tom brook, bbc news, new york. jane: there is a thought. n for manye u.k., the christmas holidays are not complete without going to a pantomime. but now this peculiarly british tradition with often risqué jokes is being exported to america. "jack and the beanstalk" is playing in new york, and as wee discovered, owds young and old cannot get enough. ♪ >> america has never seen anything like it. >> new yorkers have taken to it, gosh, like a fish to water. >> it's amazing. >> i love it. >> the show is very funny. >> oh no, you can't. >> oh yes, i c. >> a pantomime is a family form of entertainment around the holidays that is interactive with the audience, that has a lot of slapstick and humor and
brings the community together laughing and singing. ab >> i knew nothint pantomime. nothing. she sent me tapes of what pantomime actually was'm was like -- [gasps] >> we want you to help us. >> 1, 2, 3, 4. >> it's nny for me that we got a "new york times" glowing review, thinking to myself that "the guardian" would never reventially review a panto. so-called belolow art. >> behold, magic beans! >> the hardest part for me is the vocalese of it as a pantomime [high] i talk like this. and then i go very low.
>> ♪ alway side of life ♪ight >> the interactive tradition of panto, what we think of as clichéd and hackneyed, the y are thrilling to this audience. these american guys are coming out of the show withheir minds blown, and i think, it is just panto. >> i just think that some girls play boys, some boys play girls, and there arpeople of all sizes, big and small, small and tall. >> we need to have that kind of perspective and make fun of things in the real world. >> i would love to see it become a tradition over here. jane: you just can't escape

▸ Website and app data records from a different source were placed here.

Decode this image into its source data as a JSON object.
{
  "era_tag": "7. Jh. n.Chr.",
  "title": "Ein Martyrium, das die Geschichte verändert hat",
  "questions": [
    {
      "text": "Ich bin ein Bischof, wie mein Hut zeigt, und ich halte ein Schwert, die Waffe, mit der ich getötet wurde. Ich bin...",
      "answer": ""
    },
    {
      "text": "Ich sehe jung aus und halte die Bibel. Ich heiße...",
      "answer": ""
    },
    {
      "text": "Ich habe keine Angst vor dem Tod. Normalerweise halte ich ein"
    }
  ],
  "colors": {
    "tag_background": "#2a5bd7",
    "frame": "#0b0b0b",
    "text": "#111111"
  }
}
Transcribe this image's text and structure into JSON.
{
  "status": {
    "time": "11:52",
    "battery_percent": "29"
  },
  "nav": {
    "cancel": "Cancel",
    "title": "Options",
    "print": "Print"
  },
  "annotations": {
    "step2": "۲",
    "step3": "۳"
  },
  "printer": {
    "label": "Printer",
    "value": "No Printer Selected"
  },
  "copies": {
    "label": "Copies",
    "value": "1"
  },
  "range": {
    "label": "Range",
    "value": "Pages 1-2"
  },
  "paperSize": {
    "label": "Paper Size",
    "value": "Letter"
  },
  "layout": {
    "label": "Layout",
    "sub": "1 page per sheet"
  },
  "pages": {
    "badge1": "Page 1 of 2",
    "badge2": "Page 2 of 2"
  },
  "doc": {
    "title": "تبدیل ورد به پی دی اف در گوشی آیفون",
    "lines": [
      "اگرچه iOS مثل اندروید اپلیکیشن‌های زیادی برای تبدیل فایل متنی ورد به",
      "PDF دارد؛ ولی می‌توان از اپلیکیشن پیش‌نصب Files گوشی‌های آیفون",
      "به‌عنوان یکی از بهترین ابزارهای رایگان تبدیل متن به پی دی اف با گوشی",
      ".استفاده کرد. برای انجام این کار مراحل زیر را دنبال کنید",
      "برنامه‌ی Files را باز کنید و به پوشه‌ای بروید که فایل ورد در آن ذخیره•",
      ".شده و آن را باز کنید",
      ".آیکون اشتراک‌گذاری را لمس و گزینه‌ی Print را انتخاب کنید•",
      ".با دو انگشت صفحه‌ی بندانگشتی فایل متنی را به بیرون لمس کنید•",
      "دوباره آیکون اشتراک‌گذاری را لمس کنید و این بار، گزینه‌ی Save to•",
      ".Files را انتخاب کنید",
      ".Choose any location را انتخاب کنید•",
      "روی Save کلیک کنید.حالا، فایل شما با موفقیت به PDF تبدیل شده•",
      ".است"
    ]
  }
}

.panto, not even he next week you will be getting all the latest news from our colleagues in london. we will see you back here in 2019. i'm jane o'brien. thanks for watching "bbc world news america." >> with the bbc news app, our vertico videos are designed t work and your lifestyle, so you can swipe your way through the news of the day and stay up-to-date with the latest headlines you can trust. download now from selected app stores. >> funding othis presentation is made possible by the freeman foundati, and kovler foundation, pursuing solutions for america'eds neglected w >>hat are you doing? >> possibilities. your day is filled with them. >> tv, play "downton abbey." >> and pbs helps everyone discover theirs.
captioning sponsored by newshour productions, llc >> woodruff: good evening. i'm judy woodruff. on the newshour tonight: divided by a wall. president trump threatens a shutdown, as republican lawmakers scramble to keep the government funded. then, secretary of defense hettis' resignation sends shock waves aroundorld amid fears of a u.s. foreign policy going forward. and, it's friday. mark shields and michael gerson help make sense of this wild week of news. pbs newshour.more, on tonight's >> major funding for the pbs newshour has been provided by: